= EXERCISE DIRECTIONS =
Only a number is wanted here: the number of lines of the data that include "text".

#### THE DATA ####

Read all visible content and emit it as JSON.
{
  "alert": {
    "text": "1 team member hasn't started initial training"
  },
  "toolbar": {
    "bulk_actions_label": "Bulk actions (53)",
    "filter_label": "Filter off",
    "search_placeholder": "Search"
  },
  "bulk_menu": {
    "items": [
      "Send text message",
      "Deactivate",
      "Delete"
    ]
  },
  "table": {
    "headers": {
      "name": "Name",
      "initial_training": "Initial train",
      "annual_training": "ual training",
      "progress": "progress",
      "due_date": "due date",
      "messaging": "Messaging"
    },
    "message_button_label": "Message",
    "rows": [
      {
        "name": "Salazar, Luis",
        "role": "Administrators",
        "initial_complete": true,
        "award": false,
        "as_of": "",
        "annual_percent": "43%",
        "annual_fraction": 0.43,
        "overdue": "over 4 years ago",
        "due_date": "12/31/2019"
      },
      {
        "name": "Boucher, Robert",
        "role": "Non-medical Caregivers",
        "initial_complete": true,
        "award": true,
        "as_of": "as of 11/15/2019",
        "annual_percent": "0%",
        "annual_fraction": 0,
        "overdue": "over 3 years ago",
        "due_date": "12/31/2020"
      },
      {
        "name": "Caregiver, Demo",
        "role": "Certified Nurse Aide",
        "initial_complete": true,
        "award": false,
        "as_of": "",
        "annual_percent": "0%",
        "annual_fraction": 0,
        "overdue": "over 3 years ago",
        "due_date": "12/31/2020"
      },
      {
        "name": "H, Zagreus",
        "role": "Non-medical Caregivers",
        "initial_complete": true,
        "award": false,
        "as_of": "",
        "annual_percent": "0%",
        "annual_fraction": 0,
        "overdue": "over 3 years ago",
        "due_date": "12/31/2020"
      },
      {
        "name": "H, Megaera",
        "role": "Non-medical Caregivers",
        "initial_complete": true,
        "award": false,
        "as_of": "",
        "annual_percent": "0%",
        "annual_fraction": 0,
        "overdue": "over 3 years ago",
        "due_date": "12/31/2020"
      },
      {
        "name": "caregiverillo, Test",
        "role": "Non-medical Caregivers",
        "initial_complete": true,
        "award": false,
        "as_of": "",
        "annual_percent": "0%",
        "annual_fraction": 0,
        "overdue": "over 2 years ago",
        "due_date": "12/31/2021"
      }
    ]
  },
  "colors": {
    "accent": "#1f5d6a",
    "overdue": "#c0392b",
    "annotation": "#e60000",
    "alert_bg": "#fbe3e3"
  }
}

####

= ANSWER FOR THIS EXERCISE =
2